Output all of the material exactly; leave out no line.

----------

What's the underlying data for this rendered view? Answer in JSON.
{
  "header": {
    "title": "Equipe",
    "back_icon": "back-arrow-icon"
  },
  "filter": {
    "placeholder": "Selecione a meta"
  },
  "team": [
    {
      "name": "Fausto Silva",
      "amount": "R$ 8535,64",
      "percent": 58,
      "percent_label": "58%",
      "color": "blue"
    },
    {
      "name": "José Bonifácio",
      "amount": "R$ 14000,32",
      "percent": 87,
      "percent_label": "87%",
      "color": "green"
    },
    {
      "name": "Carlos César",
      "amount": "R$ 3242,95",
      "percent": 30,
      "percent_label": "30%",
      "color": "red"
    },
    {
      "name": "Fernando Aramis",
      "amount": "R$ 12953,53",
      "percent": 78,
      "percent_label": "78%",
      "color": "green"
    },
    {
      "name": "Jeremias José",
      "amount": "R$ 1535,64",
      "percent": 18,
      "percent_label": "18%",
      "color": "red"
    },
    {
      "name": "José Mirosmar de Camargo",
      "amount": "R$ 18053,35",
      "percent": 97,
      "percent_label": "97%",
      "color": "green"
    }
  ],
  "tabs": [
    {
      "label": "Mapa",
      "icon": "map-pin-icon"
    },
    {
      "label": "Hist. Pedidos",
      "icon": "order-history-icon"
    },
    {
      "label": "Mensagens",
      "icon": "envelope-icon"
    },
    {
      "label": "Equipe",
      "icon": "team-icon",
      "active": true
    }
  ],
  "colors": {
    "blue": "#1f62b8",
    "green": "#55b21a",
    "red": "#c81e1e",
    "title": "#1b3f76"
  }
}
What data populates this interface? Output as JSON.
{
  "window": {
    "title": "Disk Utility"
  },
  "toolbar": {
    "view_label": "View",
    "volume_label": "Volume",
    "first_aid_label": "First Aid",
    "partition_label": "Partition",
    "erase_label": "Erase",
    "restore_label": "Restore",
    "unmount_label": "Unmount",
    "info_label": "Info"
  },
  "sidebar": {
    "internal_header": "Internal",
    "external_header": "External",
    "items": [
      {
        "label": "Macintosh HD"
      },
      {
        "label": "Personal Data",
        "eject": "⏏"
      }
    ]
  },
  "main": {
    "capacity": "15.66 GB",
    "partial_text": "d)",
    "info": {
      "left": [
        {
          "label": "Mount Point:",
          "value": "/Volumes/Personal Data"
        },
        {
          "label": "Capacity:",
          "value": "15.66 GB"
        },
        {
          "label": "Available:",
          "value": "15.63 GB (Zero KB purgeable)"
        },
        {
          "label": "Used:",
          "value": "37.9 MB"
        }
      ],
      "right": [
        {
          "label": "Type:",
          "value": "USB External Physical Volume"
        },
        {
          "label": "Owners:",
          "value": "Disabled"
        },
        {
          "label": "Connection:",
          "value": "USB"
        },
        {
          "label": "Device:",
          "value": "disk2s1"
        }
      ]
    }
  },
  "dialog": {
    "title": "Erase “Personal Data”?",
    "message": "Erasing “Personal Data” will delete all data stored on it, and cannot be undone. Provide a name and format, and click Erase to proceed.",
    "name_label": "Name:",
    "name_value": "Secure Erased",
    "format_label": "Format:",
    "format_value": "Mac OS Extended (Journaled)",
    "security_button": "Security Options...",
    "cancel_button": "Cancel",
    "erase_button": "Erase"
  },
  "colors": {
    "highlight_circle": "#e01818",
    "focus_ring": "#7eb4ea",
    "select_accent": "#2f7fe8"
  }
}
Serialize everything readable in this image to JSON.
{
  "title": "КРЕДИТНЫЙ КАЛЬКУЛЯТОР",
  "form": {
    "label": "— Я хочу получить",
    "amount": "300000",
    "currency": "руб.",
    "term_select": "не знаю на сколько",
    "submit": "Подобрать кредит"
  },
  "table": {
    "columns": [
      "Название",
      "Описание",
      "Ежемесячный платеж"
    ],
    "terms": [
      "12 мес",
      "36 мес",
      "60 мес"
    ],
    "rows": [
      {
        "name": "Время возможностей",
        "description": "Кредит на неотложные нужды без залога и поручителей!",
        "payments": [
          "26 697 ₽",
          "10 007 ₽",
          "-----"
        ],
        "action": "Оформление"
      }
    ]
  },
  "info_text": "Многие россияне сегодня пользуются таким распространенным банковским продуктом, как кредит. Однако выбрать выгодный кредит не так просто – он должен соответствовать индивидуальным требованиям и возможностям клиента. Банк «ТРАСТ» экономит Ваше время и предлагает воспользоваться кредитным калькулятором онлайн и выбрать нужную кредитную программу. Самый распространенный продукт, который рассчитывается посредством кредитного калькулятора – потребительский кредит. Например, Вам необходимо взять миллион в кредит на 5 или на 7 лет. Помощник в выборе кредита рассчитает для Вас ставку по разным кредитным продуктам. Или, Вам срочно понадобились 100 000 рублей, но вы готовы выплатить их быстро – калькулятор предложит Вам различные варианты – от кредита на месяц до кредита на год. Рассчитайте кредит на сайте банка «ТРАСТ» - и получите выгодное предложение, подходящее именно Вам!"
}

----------

◆ Your response:
What's the underlying data for this rendered view? Answer in JSON.
{
  "header": {
    "title": "Equipe",
    "back_icon": "back-arrow-icon"
  },
  "filter": {
    "placeholder": "Selecione a meta"
  },
  "team": [
    {
      "name": "Fausto Silva",
      "amount": "R$ 8535,64",
      "percent": 58,
      "percent_label": "58%",
      "color": "blue"
    },
    {
      "name": "José Bonifácio",
      "amount": "R$ 14000,32",
      "percent": 87,
      "percent_label": "87%",
      "color": "green"
    },
    {
      "name": "Carlos César",
      "amount": "R$ 3242,95",
      "percent": 30,
      "percent_label": "30%",
      "color": "red"
    },
    {
      "name": "Fernando Aramis",
      "amount": "R$ 12953,53",
      "percent": 78,
      "percent_label": "78%",
      "color": "green"
    },
    {
      "name": "Jeremias José",
      "amount": "R$ 1535,64",
      "percent": 18,
      "percent_label": "18%",
      "color": "red"
    },
    {
      "name": "José Mirosmar de Camargo",
      "amount": "R$ 18053,35",
      "percent": 97,
      "percent_label": "97%",
      "color": "green"
    }
  ],
  "tabs": [
    {
      "label": "Mapa",
      "icon": "map-pin-icon"
    },
    {
      "label": "Hist. Pedidos",
      "icon": "order-history-icon"
    },
    {
      "label": "Mensagens",
      "icon": "envelope-icon"
    },
    {
      "label": "Equipe",
      "icon": "team-icon",
      "active": true
    }
  ],
  "colors": {
    "blue": "#1f62b8",
    "green": "#55b21a",
    "red": "#c81e1e",
    "title": "#1b3f76"
  }
}
What data populates this interface? Output as JSON.
{
  "window": {
    "title": "Disk Utility"
  },
  "toolbar": {
    "view_label": "View",
    "volume_label": "Volume",
    "first_aid_label": "First Aid",
    "partition_label": "Partition",
    "erase_label": "Erase",
    "restore_label": "Restore",
    "unmount_label": "Unmount",
    "info_label": "Info"
  },
  "sidebar": {
    "internal_header": "Internal",
    "external_header": "External",
    "items": [
      {
        "label": "Macintosh HD"
      },
      {
        "label": "Personal Data",
        "eject": "⏏"
      }
    ]
  },
  "main": {
    "capacity": "15.66 GB",
    "partial_text": "d)",
    "info": {
      "left": [
        {
          "label": "Mount Point:",
          "value": "/Volumes/Personal Data"
        },
        {
          "label": "Capacity:",
          "value": "15.66 GB"
        },
        {
          "label": "Available:",
          "value": "15.63 GB (Zero KB purgeable)"
        },
        {
          "label": "Used:",
          "value": "37.9 MB"
        }
      ],
      "right": [
        {
          "label": "Type:",
          "value": "USB External Physical Volume"
        },
        {
          "label": "Owners:",
          "value": "Disabled"
        },
        {
          "label": "Connection:",
          "value": "USB"
        },
        {
          "label": "Device:",
          "value": "disk2s1"
        }
      ]
    }
  },
  "dialog": {
    "title": "Erase “Personal Data”?",
    "message": "Erasing “Personal Data” will delete all data stored on it, and cannot be undone. Provide a name and format, and click Erase to proceed.",
    "name_label": "Name:",
    "name_value": "Secure Erased",
    "format_label": "Format:",
    "format_value": "Mac OS Extended (Journaled)",
    "security_button": "Security Options...",
    "cancel_button": "Cancel",
    "erase_button": "Erase"
  },
  "colors": {
    "highlight_circle": "#e01818",
    "focus_ring": "#7eb4ea",
    "select_accent": "#2f7fe8"
  }
}
Serialize everything readable in this image to JSON.
{
  "title": "КРЕДИТНЫЙ КАЛЬКУЛЯТОР",
  "form": {
    "label": "— Я хочу получить",
    "amount": "300000",
    "currency": "руб.",
    "term_select": "не знаю на сколько",
    "submit": "Подобрать кредит"
  },
  "table": {
    "columns": [
      "Название",
      "Описание",
      "Ежемесячный платеж"
    ],
    "terms": [
      "12 мес",
      "36 мес",
      "60 мес"
    ],
    "rows": [
      {
        "name": "Время возможностей",
        "description": "Кредит на неотложные нужды без залога и поручителей!",
        "payments": [
          "26 697 ₽",
          "10 007 ₽",
          "-----"
        ],
        "action": "Оформление"
      }
    ]
  },
  "info_text": "Многие россияне сегодня пользуются таким распространенным банковским продуктом, как кредит. Однако выбрать выгодный кредит не так просто – он должен соответствовать индивидуальным требованиям и возможностям клиента. Банк «ТРАСТ» экономит Ваше время и предлагает воспользоваться кредитным калькулятором онлайн и выбрать нужную кредитную программу. Самый распространенный продукт, который рассчитывается посредством кредитного калькулятора – потребительский кредит. Например, Вам необходимо взять миллион в кредит на 5 или на 7 лет. Помощник в выборе кредита рассчитает для Вас ставку по разным кредитным продуктам. Или, Вам срочно понадобились 100 000 рублей, но вы готовы выплатить их быстро – калькулятор предложит Вам различные варианты – от кредита на месяц до кредита на год. Рассчитайте кредит на сайте банка «ТРАСТ» - и получите выгодное предложение, подходящее именно Вам!"
}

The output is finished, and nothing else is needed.